Now comes a big part. Finding a fitness professional that can put you on the right track and be honest with you is crucial. There are many fitness trainers out there that make promises, whether they are stated or not, that you can look like him or her. Let’s face it, you most likely want to work with a fit trainer. You see all these muscle bound men and women and you think “if only I work with them, I’ll look like that”. I have had a number of first time clients that treat the initial meeting as a job interview. They are hiring me for a service so they want to find out what I think! This is what everyone should do! There are many questions you may want to ask during this time but if one of your reasons to train with this person is because you want to develop the physique they have, you need to find out some things. A legit question would be “how much time do you spend working out and what do you do”. You want to know this because that is most likely what it takes to have that physique, and keep it. Along with that is to find out how long they have had fitness in their life. When someone starts working out at and early age, and consistently keeps up with it, as they get older they can maintain that level, to a certain degree. It doesn’t mean it is easy. I love seeing memes on Facebook of the “bodybuilding grandpa”. These look great but most of the time those people have been training for their entire life, so when they are 60, 70 years old they have a lot of muscle tone. If you decide to start lifting weights late in life, you can certainly reap the benefits, however to become a bodybuilder you will have to spend a lot of time in the gym, or be a “gym rat”.

Set yourself up to succeed when it comes to your fitness goals. That goes a long way to making them happen!

Until next time…

Should You Take a Break From Caffeine??

Nothing hurts me more than to talk about taking a break from coffee/caffeine. There is much out there that says caffeine can help with your health.
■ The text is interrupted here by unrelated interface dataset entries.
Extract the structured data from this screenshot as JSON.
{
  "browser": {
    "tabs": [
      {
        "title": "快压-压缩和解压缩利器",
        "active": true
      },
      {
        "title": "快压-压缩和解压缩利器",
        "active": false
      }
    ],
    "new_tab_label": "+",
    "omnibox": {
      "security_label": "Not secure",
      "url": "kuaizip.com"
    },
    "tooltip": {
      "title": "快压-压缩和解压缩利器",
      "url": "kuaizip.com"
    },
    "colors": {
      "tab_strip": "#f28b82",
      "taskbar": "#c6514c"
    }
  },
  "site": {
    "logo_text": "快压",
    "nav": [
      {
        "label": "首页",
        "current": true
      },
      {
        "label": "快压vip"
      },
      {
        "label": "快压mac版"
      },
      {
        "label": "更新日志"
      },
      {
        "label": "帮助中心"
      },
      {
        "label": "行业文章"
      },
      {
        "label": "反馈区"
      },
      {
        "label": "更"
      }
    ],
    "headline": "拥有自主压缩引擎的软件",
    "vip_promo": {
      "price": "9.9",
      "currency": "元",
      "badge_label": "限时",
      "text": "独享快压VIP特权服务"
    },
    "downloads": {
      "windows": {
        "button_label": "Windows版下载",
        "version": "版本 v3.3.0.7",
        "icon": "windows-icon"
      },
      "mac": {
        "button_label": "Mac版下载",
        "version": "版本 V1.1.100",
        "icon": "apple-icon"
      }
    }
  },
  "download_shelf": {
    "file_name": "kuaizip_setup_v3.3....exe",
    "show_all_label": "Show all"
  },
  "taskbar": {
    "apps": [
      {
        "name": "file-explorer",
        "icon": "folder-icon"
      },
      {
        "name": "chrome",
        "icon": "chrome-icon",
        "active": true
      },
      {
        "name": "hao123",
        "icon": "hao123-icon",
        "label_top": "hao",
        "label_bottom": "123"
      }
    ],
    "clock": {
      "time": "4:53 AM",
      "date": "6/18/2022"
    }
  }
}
I recently stopped coffee cold turkey (mmm turkey sounds good) as I started a Shred 10 but I also wanted to see if I could do it. The headache from detoxing matched some of the worst I have had in the past, and that includes the day after St. Patricks Day! It came to me that if it makes me feel that bad as I’m coming off of it, there must be something not so great about it, at least in the large quantities I was drinking.

Listen to Dr. Mitra Ray give a short explanation on why it is good to take a break from coffee/caffeine. You don’t have to give it up altogether but it is good to take breaks!

Sugar Is The Biggest Threat To Our Health!

This is nothing new. However, like so many other natural health pathways, when someone starts to talk about it, they are demonized as being over the top. There is a great article by Ian Leslie talking about the sugar conspiracy.

This begins as far back as 1972, before sugar was found in almost everything! Even then, the talk of how dangerous sugar is made you a leper.

In 1972, a British scientist sounded the alarm that sugar – and not fat – was the greatest danger to our health. But his findings were ridiculed and his reputation ruined.

John Yudkin was a british nutritionist who wrote Pure, White and Deadly. In it Yudkin states

“If only a small fraction of what we know about the effects of sugar were to be revealed in relation to any other material used as a food additive,” wrote Yudkin, “that material would promptly be banned.”

There is so much to learn about the harmful affects of sugar. Remember, we are talking about added sugar. Too many times people are told to avoid fruit because of the sugar. The amount of sugar in fruit is natural and our bodies can handle it. It is all the sugar we add to food or is added by companies.

Check out the video by Dr. Lustig from the University of California Television.